How to Organize a Home
Think back to the last 24 hours. Were you out the door without delay or did you lose the car keys again this morning? At mealtimes, was it easy for family members to help set the table, or were the dishes stored too high, too low or sitting, still unwashed, on the kitchen counter?
When you went to bed, was it a relaxing transition from a busy day, or did you have to shove aside a pile of clothing and evict the dog from your pillow to rest your weary head? If daily life is getting you down, it's time to get organized.
Think function, not appearance
First, we need to get clear about what organizing is, and what it isn't. Organization is not a decorating style; it's about how well your home functions, not how it looks. A home organized with mismatched found-and-made containers can be far better organized than one fully outfitted with pricey built-in organizing "systems" that don't work. The paradox is that tidy houses are not always organized houses. Neat stacks of paper can hide unpaid bills and missed appointments. A clean and streamlined bedroom won't show the ripped and wadded clothing jammed into drawers or crammed into closets. By contrast, a busy desk may be the best evidence of an organized household: bills paid, papers filed, letters answered.

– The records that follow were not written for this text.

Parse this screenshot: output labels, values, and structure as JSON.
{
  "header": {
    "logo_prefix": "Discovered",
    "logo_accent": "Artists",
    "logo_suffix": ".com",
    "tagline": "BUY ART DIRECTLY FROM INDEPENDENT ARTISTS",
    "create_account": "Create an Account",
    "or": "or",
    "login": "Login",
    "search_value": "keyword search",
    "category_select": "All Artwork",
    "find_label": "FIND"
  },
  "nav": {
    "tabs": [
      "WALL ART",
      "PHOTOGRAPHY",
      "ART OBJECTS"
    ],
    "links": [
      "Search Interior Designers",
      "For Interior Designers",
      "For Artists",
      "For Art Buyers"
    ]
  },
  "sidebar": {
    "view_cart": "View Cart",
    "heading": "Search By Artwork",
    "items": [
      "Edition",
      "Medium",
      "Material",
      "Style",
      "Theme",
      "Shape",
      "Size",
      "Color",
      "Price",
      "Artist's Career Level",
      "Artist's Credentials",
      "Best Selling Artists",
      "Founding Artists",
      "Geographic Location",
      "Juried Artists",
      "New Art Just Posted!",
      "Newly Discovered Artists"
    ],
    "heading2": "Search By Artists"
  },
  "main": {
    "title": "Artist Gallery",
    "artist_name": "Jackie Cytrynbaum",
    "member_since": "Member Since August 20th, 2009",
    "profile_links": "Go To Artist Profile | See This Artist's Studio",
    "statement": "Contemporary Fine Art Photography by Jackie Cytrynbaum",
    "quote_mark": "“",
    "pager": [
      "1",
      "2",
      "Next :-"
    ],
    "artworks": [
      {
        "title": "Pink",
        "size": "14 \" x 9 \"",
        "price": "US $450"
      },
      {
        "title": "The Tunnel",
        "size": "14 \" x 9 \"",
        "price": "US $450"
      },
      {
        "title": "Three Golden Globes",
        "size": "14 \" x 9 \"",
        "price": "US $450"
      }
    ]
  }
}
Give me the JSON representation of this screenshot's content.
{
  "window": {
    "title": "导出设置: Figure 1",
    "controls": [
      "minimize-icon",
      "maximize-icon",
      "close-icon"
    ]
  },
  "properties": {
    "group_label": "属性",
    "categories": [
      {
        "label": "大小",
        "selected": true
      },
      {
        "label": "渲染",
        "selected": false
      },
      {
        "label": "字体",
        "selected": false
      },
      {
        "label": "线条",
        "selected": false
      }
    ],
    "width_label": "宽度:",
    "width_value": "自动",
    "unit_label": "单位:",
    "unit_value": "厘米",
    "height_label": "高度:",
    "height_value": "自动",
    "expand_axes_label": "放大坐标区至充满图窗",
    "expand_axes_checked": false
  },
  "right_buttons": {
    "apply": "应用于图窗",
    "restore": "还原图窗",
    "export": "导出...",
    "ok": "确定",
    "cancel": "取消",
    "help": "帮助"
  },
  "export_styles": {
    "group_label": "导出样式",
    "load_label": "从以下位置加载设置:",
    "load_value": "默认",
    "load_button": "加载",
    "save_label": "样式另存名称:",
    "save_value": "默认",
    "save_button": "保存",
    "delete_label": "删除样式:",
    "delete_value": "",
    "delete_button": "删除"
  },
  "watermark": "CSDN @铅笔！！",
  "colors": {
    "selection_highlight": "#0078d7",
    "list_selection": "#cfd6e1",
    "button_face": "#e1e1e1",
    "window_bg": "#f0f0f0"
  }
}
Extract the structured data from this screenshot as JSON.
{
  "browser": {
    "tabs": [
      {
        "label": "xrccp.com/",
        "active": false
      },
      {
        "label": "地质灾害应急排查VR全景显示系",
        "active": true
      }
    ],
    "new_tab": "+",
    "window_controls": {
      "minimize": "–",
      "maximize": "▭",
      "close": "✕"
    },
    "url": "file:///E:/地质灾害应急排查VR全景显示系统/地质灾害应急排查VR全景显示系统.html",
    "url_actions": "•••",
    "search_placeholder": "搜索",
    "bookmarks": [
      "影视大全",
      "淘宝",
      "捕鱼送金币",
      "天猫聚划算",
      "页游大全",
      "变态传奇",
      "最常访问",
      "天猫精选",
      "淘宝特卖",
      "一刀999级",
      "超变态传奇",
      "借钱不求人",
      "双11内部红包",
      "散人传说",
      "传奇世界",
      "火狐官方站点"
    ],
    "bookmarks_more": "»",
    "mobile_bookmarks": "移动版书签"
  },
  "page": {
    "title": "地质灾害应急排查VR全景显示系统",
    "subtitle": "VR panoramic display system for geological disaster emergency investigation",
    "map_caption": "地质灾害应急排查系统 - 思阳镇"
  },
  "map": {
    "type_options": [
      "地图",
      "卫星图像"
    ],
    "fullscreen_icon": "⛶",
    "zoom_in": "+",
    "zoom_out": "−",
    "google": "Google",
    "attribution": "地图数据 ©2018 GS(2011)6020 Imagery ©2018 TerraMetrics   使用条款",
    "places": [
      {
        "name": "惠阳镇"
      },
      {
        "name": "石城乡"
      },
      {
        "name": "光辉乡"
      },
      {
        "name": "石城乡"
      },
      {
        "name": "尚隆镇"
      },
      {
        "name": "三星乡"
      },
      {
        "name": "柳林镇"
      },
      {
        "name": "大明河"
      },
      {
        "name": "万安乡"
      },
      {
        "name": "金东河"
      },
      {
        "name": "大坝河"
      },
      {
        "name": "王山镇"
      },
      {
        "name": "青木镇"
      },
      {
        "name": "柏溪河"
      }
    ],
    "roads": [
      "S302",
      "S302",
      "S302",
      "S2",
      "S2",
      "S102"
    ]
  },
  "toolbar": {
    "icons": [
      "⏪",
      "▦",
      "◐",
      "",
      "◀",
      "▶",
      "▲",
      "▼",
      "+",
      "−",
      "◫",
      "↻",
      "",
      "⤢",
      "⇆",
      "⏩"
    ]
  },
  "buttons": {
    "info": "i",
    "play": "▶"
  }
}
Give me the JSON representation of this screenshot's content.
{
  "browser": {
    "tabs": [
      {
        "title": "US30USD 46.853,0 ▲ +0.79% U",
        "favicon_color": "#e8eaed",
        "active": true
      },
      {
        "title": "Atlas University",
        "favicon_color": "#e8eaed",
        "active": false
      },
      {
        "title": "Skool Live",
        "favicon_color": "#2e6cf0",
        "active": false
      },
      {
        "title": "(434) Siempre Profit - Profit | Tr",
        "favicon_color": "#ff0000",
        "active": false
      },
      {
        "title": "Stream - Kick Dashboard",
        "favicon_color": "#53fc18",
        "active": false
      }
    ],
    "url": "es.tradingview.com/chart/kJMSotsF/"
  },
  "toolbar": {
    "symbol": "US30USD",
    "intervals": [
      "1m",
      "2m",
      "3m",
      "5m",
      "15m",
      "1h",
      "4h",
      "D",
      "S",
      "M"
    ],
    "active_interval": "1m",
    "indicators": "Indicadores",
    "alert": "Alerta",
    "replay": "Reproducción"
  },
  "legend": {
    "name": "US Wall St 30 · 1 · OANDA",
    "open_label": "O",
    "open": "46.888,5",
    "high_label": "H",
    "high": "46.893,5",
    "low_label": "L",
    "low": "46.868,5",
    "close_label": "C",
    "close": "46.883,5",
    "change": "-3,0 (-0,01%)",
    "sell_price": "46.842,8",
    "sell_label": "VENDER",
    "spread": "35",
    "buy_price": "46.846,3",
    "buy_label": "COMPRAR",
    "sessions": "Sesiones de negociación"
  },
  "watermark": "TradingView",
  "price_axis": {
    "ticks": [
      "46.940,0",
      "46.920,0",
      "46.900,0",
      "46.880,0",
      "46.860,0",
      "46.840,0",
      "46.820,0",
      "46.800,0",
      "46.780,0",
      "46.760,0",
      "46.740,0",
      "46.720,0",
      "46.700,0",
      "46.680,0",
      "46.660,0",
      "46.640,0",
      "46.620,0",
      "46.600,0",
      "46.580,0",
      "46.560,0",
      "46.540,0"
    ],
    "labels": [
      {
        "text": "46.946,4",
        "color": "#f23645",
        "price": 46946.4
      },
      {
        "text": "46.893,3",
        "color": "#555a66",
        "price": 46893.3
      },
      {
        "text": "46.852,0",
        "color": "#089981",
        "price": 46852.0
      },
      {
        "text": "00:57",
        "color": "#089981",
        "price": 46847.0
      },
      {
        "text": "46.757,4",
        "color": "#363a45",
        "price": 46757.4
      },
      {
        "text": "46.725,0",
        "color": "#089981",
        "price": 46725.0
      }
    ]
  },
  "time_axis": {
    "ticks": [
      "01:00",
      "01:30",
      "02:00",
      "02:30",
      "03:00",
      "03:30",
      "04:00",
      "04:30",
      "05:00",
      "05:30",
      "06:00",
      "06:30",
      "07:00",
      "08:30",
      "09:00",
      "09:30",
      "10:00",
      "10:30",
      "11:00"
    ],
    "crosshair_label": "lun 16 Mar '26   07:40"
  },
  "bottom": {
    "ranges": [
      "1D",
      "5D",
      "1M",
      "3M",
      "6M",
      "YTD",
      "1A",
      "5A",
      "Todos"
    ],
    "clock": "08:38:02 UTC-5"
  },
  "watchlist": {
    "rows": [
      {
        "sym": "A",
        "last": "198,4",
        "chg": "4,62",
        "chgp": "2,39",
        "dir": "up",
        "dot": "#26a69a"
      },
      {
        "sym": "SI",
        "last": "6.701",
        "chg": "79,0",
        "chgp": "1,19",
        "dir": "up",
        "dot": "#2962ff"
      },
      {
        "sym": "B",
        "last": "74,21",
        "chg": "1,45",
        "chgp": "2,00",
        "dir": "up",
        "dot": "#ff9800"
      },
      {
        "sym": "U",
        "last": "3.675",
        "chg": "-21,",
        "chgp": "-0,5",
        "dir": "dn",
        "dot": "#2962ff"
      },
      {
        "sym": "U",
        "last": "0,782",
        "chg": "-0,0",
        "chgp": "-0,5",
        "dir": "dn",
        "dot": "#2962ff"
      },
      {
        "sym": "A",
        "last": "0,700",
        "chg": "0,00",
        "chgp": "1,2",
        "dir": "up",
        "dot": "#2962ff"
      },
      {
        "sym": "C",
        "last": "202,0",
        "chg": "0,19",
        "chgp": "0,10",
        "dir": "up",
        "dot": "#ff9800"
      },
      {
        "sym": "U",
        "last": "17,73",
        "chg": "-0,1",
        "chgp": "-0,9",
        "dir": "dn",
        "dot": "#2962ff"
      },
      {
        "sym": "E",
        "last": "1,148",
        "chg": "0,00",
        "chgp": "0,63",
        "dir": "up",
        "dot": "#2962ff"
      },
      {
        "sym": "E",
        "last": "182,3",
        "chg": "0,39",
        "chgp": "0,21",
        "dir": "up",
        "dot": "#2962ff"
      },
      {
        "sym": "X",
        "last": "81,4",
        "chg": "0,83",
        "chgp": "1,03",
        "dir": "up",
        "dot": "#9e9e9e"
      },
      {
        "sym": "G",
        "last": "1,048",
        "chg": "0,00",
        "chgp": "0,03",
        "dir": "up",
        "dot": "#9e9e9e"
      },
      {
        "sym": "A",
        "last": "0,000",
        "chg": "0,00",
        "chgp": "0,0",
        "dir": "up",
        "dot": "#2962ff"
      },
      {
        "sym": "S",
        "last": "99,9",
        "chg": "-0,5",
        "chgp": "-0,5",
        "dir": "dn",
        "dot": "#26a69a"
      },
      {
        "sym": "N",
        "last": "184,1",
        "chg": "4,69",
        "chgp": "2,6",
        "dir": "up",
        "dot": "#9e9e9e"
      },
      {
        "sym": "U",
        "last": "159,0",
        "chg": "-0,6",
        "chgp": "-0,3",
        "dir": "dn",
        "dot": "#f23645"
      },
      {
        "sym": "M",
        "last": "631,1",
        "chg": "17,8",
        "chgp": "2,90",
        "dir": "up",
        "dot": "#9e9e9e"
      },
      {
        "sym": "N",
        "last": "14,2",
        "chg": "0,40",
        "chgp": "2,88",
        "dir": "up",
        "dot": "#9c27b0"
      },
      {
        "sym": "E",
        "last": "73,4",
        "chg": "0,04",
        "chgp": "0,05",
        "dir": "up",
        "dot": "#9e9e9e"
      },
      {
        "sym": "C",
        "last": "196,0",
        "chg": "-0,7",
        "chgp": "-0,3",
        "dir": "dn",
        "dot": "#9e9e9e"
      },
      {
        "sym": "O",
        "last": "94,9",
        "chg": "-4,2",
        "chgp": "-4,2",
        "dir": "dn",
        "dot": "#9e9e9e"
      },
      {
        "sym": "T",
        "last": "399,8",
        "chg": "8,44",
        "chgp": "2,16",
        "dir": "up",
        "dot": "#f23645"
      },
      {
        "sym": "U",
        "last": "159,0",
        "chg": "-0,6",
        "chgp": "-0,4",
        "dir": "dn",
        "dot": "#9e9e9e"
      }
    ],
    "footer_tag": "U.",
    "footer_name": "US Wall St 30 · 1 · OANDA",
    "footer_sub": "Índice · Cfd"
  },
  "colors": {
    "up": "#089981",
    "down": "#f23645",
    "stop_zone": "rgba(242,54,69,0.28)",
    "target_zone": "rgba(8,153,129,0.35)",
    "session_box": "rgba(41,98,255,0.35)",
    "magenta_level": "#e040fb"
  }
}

One can be tidy without being organized. Tidying is the process of returning out-of-place possessions to their homes. But what if those items don't have the right homes in the first place? Then you're back at Chaos Point One, still looking for the house keys, your wallet or the dog's leash. "Put away" does not necessarily equal "organized." So don't fall for the organized look. Go for the organized function - it's what makes the difference between chaos and calm.
Think process, not product
Pick a yard sale, any yard sale. Chances are, some pretty pricey organizing products will be featured for sale: rotating plastic turntables; bathroom shelf units; specialty organizers like can holders; tie racks and shelf extenders. All on sale for a tiny fraction of their retail price and all mute witnesses to a would-be organizer who has confused "getting organized" with "buying stuff."
There's a difference between organization and the products you'll use to achieve that goal. Organization is a process, not a product. It involves time and thought, effort and motivation, and you can't buy these factors in any store. No tangible item, no matter how useful, can set you on the road to better organization all by itself. The moral is: Nobody got organized by buying stuff. Instead, they ended up holding a yard sale.
Houseworks © 2006, 2010 Dorling Kindersley Limited
Text copyright © 2006, 2010 Cynthia Townley Ewer